Requirement
Search each line of the data for the word "triangle"; copy every line where it is found.

Information
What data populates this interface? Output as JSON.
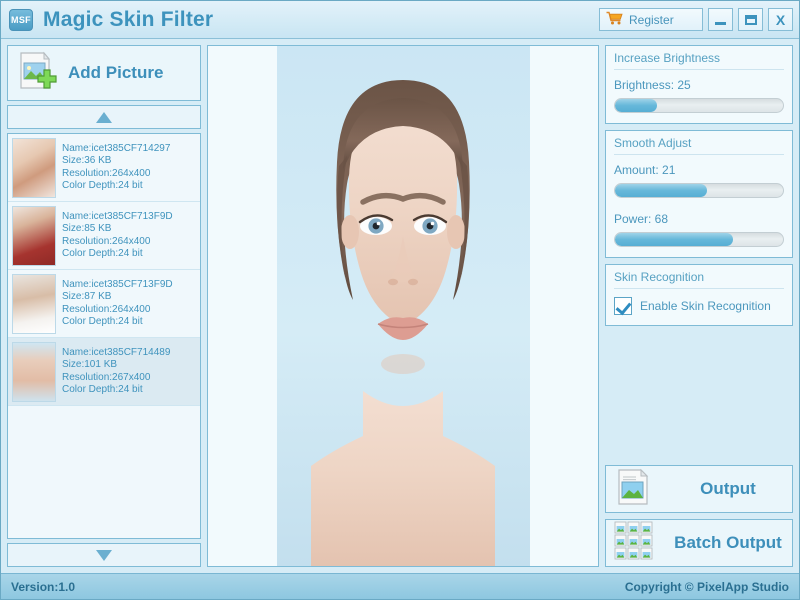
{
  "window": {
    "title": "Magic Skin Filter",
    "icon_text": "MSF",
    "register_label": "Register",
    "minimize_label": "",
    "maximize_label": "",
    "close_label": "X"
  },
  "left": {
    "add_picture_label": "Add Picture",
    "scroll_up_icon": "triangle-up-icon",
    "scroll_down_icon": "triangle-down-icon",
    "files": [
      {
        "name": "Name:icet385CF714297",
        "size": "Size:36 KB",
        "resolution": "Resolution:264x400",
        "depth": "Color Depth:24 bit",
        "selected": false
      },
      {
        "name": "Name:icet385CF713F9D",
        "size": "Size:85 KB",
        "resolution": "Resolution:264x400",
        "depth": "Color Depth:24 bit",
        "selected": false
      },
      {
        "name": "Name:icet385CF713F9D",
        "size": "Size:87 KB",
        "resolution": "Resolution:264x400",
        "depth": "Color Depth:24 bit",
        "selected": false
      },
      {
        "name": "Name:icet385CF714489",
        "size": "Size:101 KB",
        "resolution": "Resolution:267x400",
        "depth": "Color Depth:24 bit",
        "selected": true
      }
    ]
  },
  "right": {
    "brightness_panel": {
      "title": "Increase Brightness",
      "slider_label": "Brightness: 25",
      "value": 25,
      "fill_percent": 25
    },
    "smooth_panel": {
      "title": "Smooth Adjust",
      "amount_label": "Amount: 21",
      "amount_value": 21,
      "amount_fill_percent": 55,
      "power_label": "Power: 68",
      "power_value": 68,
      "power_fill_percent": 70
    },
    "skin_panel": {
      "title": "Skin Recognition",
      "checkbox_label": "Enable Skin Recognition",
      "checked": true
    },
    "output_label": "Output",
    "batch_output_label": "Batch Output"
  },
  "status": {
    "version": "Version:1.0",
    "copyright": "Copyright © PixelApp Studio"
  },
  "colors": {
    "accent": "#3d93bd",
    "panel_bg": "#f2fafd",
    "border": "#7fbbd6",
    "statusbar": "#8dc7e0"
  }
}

Exercise result
    "scroll_up_icon": "triangle-up-icon",
    "scroll_down_icon": "triangle-down-icon",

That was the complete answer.